I feel this too, this is one of the reason I send and receive more cards from the forum tag activity. I feel there’s more connection especially if you’ve tagged or have been tagged by same user more than twice. You already get their style of writing cards (Maybe try tags sometime if you want and experience them yourself )
However, the sense of what fair for you and other users isn’t the same. Maybe some users are ok about it because they care about the card more
I don’t understand what do you mean by “to be used more like it was designed for”. Do you mean postcrossing has lost its purpose of connecting? If yes then, I personally still find connection here (eventhough it’s more on forum)
You do not know, what they can and what they cannot and why, unless they tell you!
I’m so sad to see disability come into a topic about “lazy postcards” .
I would totally agree that there are probably people who put a lot less into their postcards than others, and that not all have a “reason” for it. But isn’t that the case with most things in life? I really hope nobody reading this feels like they should put an explanation on their profile if they don’t want to/feel ready to share their own situation.
I’m sure my own profile sounds like I have a normal enough life, plenty of hobbies, things I like to do. What it doesn’t say is that it will take me 3-4 days to complete a postcard ready to send, I have to rely on someone else to post it as I can’t leave the house, when I spend “time in the garden” I’m grateful if I manage to be out there for a few minutes, yes I have hobbies but in reality I’m lucky if I manage to sit down at the table to do anything. Add to that the fact my brain gives up on me whenever it feels like it and I have a bad tremor that randomly appears and prevent me from doing lots of things.

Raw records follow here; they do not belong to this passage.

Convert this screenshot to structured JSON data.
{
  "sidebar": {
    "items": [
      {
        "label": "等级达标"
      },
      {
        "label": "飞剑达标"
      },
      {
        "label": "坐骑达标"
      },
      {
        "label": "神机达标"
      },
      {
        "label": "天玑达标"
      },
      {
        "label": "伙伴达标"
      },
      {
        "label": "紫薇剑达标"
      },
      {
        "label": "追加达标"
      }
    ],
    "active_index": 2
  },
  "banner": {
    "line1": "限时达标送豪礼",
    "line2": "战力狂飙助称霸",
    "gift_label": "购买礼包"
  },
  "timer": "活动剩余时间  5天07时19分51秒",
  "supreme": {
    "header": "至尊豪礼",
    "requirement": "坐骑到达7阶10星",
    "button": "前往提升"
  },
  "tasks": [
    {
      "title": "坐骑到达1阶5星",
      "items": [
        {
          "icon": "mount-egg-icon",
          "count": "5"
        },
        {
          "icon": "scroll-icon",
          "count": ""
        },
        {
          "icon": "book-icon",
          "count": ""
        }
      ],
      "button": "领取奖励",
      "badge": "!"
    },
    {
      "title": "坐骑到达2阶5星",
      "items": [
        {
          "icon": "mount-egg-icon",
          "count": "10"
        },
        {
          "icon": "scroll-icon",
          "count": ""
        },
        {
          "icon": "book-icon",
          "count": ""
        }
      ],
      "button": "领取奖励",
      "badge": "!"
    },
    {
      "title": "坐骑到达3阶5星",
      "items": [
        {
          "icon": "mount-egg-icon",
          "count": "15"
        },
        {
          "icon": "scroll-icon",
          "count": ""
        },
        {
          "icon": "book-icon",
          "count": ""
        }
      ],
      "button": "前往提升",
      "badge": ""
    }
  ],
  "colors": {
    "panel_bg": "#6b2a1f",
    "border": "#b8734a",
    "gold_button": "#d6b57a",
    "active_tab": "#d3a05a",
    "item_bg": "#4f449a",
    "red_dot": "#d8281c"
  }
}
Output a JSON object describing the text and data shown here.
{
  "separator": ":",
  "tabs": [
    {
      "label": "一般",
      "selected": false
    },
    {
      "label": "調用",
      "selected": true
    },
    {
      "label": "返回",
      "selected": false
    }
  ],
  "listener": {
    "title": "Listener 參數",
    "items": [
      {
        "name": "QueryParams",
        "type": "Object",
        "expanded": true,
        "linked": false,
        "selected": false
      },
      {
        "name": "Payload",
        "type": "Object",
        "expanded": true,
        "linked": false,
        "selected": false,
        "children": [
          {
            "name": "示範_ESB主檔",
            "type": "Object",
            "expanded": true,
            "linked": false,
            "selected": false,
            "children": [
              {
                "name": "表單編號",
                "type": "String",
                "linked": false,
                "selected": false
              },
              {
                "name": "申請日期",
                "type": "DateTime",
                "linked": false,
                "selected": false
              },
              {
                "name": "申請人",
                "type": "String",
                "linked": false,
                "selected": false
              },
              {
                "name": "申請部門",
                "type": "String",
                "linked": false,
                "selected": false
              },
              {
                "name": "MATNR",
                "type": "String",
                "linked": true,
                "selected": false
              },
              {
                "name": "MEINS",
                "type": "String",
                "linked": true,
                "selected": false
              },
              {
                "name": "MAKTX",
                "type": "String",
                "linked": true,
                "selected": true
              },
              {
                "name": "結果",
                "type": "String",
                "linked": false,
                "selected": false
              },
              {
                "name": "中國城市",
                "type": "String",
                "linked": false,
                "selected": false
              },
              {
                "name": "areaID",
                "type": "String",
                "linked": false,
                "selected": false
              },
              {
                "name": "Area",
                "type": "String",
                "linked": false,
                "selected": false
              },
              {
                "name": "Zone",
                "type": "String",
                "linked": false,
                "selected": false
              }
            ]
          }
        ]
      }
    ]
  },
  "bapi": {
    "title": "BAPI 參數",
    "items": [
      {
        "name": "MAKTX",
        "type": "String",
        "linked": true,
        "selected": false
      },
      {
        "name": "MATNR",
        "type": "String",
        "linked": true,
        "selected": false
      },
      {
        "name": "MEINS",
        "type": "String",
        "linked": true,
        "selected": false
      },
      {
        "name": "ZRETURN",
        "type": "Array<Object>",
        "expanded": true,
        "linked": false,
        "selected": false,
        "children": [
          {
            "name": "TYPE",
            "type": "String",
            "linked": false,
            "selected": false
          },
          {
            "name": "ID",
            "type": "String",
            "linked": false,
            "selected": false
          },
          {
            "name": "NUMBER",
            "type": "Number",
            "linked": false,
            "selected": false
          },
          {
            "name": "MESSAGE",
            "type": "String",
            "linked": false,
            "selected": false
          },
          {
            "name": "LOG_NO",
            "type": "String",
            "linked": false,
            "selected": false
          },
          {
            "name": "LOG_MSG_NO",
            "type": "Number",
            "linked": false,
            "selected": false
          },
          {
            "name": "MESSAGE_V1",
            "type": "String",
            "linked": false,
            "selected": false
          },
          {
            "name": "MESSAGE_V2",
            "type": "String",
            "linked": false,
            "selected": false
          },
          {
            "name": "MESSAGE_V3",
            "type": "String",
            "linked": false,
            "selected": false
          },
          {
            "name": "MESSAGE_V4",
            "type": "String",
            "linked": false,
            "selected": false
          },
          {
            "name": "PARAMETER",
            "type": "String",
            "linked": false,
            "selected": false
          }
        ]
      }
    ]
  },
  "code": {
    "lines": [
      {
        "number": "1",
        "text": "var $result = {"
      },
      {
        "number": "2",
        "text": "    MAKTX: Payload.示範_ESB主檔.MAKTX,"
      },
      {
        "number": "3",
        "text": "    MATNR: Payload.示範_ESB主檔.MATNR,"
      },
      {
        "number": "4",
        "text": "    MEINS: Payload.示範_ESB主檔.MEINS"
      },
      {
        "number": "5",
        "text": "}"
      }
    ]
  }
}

Recently my brain decided to give up and the only thing I could write was basically a short description of what was already very obvious on the front - it wasn’t how I normally write but it was that or potentially not finish the postcard for another month, leaving someone waiting.
It can be a struggle, a huge one, but postal things are also a major source of joy, of connection to people that I just don’t have in daily life to a degree that I’m not sure my pre-illness me would have understood.
I know disability wasn’t the only thing mentioned here, and that there are certainly other reasons (or no reasons) behind disappointing cards, I just didn’t want anyone who is struggling right now for whatever reason to feel like they shouldn’t be sending cards as they can’t do it “well enough”. I’m at peace with my situation, others won’t be.
Then you have to alliw people ro do postcrossing in their style, even if this means only “happy postcrossing” on the card.
Illness and disabilities might be.reason for short messages, but also age (young kids) or language. If you not feel confident usng english, “happy postcrossing” is managable.
Both the forum guidelines and the community guidelines tell us to be friendly and respectful. Some people might tell that they’re disabled, others don’t. But even if they do tell about their disability, they might not tell the full story. Please respect that some aren’t able to write by hand or write long messages. Claiming that they should do better or don’t do Postcrossing doesn’t come accross as friendly in my eyes. Please let people participate at the level they’re able to participate!
I’ll chime in as a disabled person (fibromyalgia and arthritis, both chronic pain disorders that are quite variable in the symptoms I experience each day)
Some days my hands are not very painful and writing a longer message is possible with relative ease, some days they are quite painful and I may end up writing less to spare myself a bit of pain.
I think it’s quite ableist and rude to say that the card I wrote on a high pain day is worth less than one from a low pain day.
I pray, @MPetisco, that you never become disabled, or if you do, you are treated with more respect and less judgment than you’ve shown here.